Inland Seaoats is a great option for a dry, shade garden. The grass is low maintenance and has very attractive drooping seed heads that gradually turn golden brown in the fall. This species is found throughout much of Texas, typically along and east of Interstate 35.
This variety of Texas native Prickly Pear was originally discovered in South Texas, but has been readily adapted to landscape applications. Being out of its native range, this specimen is undoubtedly a leftover of a former homestead. Pictured above are nymphs of Cactus Coreid, a bug that sucks nutrients from the pads of the Prickly Pear, leaving behind the discolored blotches. Traditionally, they do not have an impact on the cactus.
I am not well-versed in mushroom identification, but this was found on a decomposing log in a woodland section of the nature preserve.
Here is another graceful native Grama. Bouteloua gracilis is found from the Great Plains to the Rockies and doesn't get much over 12 inches tall. The seedheads resemble hairy caterpillars that attach to the stem horizontally.
During this time of year, one has to appreciate the spent blooms of recent grandeur. This Basketflower resembles a lion's tail with its tiny hairs. Underneath these "hairs" are small, black seeds, ready to be dispersed for next year's crop. I also found this plant in Mason County.
Scabiosa is native to the Mediterranean and has been found in a few pockets around the US. One of these pockets is in northeast Texas. Where this species becomes established, it tends to choke out native vegetation and creates monocultures, hence its invasive status.
I find the spent inflorescence of Yellowstar more interesting than the yellow, five-petaled flower that becomes a bit generic during the spring. This species is found throughout Texas and southern Oklahoma. I have documented this plant in Travis County.
To my surprise, there were two cemeteries located in this nature preserve. Above is the Texas historical marker detailing the local history.
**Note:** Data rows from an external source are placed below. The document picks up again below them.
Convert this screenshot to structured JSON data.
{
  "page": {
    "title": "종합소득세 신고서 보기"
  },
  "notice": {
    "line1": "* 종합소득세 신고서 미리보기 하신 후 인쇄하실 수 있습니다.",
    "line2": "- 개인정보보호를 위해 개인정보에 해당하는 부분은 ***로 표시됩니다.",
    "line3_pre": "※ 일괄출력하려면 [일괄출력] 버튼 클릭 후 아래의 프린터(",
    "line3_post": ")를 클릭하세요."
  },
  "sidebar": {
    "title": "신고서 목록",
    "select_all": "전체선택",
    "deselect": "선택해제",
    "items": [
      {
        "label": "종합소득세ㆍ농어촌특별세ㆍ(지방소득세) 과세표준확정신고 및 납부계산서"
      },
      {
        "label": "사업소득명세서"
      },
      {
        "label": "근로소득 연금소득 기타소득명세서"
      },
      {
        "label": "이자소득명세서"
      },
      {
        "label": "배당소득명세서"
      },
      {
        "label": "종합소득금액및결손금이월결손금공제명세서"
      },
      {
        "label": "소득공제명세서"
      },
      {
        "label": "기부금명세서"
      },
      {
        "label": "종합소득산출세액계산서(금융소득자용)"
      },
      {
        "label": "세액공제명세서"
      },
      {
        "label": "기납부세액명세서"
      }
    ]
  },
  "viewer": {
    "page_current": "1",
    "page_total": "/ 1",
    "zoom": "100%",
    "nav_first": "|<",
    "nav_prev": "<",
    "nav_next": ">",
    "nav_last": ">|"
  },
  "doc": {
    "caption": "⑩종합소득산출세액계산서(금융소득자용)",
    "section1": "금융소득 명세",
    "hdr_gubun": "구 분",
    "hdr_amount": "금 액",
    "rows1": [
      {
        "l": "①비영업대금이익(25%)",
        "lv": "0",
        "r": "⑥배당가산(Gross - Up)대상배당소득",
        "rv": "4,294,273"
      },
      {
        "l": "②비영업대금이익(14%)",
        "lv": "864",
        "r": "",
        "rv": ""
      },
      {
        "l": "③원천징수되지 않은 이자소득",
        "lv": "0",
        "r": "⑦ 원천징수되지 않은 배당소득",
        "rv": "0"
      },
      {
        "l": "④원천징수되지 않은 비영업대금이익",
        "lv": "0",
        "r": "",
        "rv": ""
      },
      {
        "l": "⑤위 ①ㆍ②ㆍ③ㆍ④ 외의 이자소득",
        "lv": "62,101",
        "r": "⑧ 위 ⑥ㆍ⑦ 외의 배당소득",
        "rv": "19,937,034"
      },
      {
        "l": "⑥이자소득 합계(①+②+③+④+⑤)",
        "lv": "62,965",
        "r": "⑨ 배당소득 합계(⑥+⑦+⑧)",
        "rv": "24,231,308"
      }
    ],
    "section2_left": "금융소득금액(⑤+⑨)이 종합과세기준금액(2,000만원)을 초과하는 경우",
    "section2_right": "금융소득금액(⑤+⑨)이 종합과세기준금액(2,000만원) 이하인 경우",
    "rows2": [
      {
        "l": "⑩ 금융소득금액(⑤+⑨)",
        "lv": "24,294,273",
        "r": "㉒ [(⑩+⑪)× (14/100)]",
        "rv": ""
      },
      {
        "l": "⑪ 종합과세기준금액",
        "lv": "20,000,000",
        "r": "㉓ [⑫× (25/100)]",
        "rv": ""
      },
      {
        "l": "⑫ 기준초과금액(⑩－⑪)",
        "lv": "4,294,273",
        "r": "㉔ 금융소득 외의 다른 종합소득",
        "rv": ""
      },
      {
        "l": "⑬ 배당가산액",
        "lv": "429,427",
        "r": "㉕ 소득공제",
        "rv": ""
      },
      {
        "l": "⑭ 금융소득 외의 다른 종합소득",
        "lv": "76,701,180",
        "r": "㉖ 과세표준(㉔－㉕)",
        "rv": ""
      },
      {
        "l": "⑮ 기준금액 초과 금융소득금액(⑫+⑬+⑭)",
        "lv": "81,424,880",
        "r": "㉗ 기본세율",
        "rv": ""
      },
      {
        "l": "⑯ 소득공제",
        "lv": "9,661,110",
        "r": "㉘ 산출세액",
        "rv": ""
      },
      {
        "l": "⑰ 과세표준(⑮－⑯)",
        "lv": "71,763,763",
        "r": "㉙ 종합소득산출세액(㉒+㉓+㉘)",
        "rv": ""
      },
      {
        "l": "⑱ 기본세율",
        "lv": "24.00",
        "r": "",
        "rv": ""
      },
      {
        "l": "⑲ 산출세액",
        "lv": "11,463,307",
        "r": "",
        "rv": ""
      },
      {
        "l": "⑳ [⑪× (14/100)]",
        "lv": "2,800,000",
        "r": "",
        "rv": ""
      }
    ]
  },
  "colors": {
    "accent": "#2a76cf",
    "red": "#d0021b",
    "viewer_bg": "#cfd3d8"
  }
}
Below are the graves of Jacob Routh and Robert Campbell, important pioneers to this area. The burden of maintaining these cemeteries has fallen to the families of the interred.